▶ [About this task]: Which lines of the entries contain the word "Approve"? Please list them.

Entries supplied: Begin

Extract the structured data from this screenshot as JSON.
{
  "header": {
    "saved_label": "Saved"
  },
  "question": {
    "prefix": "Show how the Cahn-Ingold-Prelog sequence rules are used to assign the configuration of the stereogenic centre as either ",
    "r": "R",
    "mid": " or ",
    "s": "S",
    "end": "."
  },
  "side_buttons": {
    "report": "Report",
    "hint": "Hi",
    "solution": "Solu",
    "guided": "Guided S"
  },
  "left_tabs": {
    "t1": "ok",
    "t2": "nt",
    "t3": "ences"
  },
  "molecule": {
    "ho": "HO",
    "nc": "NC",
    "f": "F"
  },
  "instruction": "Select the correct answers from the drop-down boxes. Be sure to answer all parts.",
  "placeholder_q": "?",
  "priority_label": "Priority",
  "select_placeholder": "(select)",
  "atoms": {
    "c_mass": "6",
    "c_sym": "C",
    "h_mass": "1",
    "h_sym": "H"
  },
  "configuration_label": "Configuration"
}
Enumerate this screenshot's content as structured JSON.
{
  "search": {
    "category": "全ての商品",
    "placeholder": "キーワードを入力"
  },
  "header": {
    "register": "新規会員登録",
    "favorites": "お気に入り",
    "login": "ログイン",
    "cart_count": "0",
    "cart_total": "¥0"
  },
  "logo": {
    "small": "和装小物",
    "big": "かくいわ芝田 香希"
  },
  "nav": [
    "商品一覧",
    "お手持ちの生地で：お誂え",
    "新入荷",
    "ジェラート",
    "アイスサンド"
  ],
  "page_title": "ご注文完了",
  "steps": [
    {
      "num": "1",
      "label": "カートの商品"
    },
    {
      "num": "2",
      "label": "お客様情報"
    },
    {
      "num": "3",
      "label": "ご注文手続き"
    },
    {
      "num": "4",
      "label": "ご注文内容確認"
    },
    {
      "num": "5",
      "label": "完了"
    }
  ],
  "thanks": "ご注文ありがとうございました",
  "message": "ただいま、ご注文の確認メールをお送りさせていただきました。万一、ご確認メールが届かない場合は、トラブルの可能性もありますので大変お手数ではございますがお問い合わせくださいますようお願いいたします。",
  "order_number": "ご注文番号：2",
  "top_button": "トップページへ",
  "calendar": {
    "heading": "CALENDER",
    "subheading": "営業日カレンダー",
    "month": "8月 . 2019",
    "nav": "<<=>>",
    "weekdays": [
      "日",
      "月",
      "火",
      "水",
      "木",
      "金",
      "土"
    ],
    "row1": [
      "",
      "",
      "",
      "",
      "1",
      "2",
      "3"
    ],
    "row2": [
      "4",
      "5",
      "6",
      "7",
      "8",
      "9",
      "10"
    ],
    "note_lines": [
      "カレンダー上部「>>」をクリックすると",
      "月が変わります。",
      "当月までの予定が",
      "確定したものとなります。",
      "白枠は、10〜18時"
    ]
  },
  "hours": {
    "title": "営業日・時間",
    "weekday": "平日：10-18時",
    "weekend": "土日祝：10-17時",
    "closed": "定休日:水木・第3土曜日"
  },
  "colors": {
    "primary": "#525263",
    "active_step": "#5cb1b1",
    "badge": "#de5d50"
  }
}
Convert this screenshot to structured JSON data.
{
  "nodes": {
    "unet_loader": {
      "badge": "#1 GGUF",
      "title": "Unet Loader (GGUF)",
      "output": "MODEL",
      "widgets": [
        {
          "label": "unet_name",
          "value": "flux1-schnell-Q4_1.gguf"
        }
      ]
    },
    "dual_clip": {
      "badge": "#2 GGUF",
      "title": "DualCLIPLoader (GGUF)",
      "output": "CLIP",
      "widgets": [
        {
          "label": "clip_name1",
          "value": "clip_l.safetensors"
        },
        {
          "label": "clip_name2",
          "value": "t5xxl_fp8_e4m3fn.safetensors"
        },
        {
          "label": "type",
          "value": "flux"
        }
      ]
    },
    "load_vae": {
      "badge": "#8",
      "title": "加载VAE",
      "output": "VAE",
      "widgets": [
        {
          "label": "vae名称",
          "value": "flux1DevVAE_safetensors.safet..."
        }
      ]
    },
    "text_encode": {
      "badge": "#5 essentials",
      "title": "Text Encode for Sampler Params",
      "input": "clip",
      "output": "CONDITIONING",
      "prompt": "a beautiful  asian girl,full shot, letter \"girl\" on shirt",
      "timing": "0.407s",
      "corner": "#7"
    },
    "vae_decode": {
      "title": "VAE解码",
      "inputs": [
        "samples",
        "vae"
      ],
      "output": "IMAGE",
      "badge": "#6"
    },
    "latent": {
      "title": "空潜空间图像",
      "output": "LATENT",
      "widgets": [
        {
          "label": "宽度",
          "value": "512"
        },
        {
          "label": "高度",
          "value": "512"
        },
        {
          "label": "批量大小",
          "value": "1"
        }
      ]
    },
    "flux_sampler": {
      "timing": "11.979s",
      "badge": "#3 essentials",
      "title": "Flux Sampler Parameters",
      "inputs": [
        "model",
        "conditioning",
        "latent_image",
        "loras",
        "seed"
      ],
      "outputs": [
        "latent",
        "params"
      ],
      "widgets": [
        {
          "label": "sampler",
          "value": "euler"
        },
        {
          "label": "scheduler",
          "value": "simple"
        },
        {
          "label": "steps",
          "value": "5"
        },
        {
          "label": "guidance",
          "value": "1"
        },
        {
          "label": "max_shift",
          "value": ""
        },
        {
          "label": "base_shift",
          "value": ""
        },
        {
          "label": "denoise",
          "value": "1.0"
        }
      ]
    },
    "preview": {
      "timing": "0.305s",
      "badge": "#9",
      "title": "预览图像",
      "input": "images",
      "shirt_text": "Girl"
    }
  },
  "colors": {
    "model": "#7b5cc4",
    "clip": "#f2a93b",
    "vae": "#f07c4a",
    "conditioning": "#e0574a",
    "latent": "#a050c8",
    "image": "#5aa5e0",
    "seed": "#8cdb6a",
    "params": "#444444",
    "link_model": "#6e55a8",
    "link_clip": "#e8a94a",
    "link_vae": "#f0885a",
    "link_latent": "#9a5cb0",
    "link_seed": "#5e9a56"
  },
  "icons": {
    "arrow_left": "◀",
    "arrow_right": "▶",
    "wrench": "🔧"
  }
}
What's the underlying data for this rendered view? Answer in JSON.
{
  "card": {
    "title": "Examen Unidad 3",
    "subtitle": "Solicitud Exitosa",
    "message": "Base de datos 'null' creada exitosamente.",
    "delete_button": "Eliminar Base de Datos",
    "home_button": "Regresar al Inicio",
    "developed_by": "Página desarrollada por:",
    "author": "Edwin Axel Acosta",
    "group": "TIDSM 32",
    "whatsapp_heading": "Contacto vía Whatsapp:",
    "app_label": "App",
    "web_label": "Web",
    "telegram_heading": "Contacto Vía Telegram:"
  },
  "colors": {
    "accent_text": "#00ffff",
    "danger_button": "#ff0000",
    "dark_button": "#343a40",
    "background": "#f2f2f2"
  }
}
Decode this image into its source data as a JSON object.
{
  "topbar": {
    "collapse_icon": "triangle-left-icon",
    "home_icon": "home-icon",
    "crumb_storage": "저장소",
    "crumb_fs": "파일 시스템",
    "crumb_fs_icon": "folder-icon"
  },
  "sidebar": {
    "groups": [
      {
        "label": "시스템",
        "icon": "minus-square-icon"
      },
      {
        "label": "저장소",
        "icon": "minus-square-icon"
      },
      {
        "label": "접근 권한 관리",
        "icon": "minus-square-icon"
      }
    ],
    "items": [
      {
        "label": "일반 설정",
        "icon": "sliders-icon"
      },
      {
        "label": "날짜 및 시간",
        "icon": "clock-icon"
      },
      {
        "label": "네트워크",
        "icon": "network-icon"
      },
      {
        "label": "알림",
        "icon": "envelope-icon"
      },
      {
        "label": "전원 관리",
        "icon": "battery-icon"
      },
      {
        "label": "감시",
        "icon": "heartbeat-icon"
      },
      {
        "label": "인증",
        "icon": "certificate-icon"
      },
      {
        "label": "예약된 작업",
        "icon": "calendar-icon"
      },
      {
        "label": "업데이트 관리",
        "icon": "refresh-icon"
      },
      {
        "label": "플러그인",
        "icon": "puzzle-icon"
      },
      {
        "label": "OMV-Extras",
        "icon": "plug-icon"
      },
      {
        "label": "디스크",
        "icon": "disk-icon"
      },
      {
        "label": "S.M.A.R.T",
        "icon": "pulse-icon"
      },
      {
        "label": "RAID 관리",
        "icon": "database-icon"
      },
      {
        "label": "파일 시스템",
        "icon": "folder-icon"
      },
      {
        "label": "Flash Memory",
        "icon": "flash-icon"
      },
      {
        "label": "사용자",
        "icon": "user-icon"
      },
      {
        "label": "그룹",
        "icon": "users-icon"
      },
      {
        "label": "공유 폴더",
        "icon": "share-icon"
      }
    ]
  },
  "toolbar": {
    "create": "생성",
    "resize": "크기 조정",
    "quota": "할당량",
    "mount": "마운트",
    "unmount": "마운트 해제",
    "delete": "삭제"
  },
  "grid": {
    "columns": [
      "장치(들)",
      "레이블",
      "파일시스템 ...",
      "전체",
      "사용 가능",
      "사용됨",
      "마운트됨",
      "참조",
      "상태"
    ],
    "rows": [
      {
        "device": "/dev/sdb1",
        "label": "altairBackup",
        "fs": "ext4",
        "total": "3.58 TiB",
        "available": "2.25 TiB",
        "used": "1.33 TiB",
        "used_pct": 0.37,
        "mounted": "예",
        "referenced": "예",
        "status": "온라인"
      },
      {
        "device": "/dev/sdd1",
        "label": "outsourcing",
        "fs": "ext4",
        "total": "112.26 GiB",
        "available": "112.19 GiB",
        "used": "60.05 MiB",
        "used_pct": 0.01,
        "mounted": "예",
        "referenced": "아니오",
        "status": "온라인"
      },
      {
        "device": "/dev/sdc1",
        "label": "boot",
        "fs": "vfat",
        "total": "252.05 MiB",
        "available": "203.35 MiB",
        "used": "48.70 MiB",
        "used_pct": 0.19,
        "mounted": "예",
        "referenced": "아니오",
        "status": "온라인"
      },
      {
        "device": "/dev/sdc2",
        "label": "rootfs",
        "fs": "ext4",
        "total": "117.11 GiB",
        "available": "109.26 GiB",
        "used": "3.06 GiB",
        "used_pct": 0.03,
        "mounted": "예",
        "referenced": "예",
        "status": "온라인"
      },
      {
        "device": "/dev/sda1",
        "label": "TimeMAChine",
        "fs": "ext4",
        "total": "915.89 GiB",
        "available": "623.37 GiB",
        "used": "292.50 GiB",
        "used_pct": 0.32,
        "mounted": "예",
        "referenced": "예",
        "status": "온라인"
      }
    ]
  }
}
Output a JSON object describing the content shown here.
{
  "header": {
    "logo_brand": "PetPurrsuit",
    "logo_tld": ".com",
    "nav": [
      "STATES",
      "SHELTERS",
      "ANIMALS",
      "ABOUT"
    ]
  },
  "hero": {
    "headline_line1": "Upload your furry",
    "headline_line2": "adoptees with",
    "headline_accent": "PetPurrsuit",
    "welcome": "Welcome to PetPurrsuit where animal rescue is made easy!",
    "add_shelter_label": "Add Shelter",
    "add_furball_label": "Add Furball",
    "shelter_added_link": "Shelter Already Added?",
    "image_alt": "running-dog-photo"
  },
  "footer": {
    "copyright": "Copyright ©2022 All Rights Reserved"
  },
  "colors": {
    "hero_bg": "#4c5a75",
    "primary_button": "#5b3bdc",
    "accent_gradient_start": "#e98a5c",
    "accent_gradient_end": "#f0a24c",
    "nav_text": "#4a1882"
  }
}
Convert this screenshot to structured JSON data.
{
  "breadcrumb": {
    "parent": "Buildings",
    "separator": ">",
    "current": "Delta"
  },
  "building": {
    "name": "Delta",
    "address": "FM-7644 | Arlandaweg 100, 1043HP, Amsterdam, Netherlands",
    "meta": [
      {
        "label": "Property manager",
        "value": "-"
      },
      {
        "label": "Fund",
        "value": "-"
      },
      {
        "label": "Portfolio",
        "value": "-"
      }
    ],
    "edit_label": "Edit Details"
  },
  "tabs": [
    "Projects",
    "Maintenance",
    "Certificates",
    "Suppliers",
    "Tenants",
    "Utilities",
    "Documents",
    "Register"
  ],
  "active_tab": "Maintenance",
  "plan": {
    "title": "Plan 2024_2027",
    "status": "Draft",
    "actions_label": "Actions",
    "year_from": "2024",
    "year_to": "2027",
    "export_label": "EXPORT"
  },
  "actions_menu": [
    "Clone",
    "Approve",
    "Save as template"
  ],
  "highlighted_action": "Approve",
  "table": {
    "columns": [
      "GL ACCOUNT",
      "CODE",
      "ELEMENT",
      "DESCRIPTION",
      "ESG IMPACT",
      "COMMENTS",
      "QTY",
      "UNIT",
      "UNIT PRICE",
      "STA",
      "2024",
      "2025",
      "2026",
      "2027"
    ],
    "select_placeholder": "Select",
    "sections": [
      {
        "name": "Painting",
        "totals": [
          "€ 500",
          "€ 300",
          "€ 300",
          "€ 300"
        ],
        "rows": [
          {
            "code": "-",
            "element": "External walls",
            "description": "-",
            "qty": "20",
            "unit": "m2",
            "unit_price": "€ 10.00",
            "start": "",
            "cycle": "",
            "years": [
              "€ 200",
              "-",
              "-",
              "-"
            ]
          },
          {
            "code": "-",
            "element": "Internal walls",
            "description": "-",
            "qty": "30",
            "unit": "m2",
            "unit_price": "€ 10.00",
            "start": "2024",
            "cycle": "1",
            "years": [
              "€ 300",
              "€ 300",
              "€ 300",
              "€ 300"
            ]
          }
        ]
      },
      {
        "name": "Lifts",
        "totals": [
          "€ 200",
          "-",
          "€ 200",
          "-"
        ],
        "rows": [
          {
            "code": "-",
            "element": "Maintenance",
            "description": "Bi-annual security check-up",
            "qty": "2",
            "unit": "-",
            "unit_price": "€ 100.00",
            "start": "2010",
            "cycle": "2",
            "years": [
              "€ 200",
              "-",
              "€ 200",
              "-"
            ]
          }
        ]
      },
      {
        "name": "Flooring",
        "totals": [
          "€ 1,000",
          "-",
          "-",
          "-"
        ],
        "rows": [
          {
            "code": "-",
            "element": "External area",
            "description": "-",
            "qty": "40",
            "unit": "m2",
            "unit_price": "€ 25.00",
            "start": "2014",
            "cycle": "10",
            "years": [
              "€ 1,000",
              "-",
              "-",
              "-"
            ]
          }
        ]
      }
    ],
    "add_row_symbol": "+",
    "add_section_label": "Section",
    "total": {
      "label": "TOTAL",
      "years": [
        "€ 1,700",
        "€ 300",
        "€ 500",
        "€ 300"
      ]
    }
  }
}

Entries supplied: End

▶ [Reply to the task]:
    "Approve",
  "highlighted_action": "Approve",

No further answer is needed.